You might want to try soaking them, Hall of Fame farrier Bob Smith told attendees during a How-To Product Knowledge Clinic, sponsored by Castle Plastics, at the 2020 International Hoof-Care Summit in Cincinnati, Ohio.
“If you put them on dry and the horse gets into water, as the pad compresses it thins out and starts to work on your clinches,” explains the owner and operator of Pacific Coast Horseshoeing School in Plymouth, Calif. “You’ll get a bad rap for losing shoes with leather pads. Instead of putting them on dry, nail them on wet. As we’re nailing the shoe down, it compresses the leather.

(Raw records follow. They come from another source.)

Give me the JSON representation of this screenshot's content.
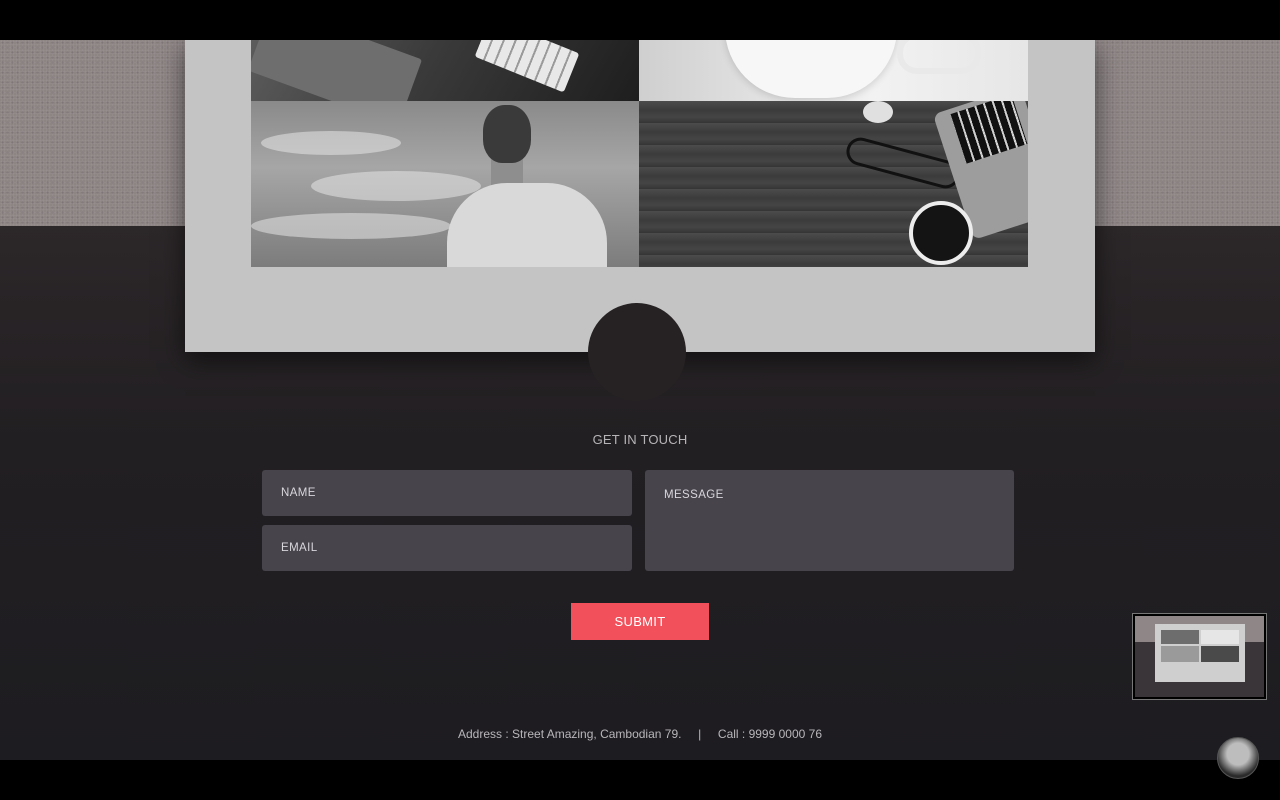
{
  "contact": {
    "title": "GET IN TOUCH",
    "name_placeholder": "NAME",
    "email_placeholder": "EMAIL",
    "message_placeholder": "MESSAGE",
    "submit_label": "SUBMIT"
  },
  "footer": {
    "text": "Address : Street Amazing, Cambodian 79.     |     Call : 9999 0000 76"
  },
  "colors": {
    "accent": "#f2505b",
    "field_bg": "#47444c",
    "card_bg": "#c4c4c4",
    "band_top": "#8d8484",
    "page_bg": "#221f22"
  },
  "gallery": {
    "tiles": [
      "notebook-keyboard-photo",
      "coffee-mug-photo",
      "man-looking-away-photo",
      "desk-laptop-coffee-photo"
    ]
  }
}
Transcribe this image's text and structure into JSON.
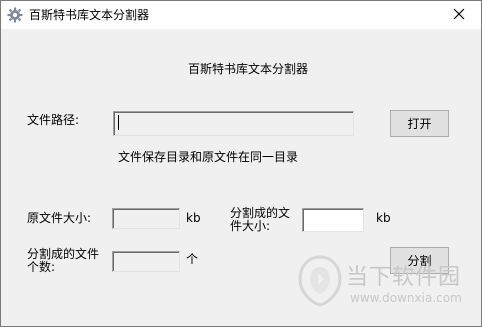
{
  "window": {
    "title": "百斯特书库文本分割器",
    "close_icon": "close-icon",
    "app_icon": "gear-icon"
  },
  "main": {
    "heading": "百斯特书库文本分割器",
    "file_path_label": "文件路径:",
    "file_path_value": "",
    "open_button": "打开",
    "save_note": "文件保存目录和原文件在同一目录",
    "original_size_label": "原文件大小:",
    "original_size_value": "",
    "original_size_unit": "kb",
    "split_size_label_line1": "分割成的文",
    "split_size_label_line2": "件大小:",
    "split_size_value": "",
    "split_size_unit": "kb",
    "split_count_label_line1": "分割成的文件",
    "split_count_label_line2": "个数:",
    "split_count_value": "",
    "split_count_unit": "个",
    "split_button": "分割"
  },
  "watermark": {
    "brand": "当下软件园",
    "url": "www.downxia.com"
  }
}
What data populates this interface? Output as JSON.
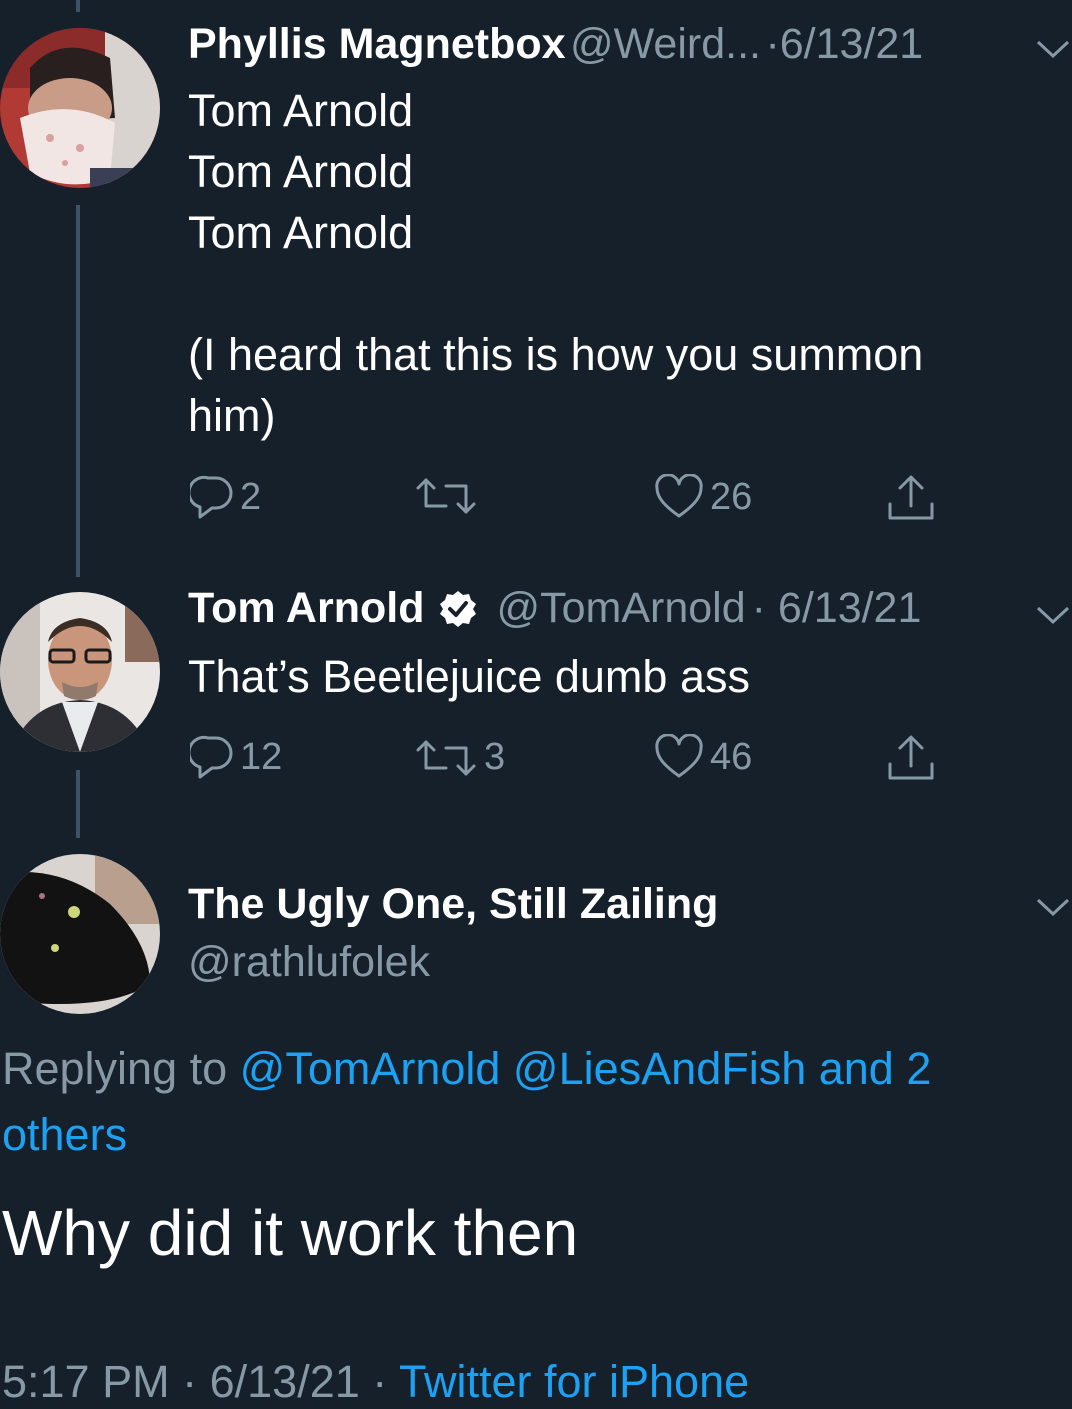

You won’t have that problem of loose clinches and lost shoes.”
- Hoof Pads 101: Not sure when to use pads in your practice?: Here’s an introduction to what’s available and basic information for using each style.
- Hoof Pads: When to Use Them and When to Lose Them: In this webinar, Travis Burns discusses how he uses pads in his practice and what helps him determine if a pad should be used, foot preparation and what type of pad he employs in various cases.
- Full Flat Pads: Useful Tools With the Proper Packing: Full flat pads are one of the most commonly used pads by horseshoers and most farriers will want to carry a selection of them in their shoeing rigs.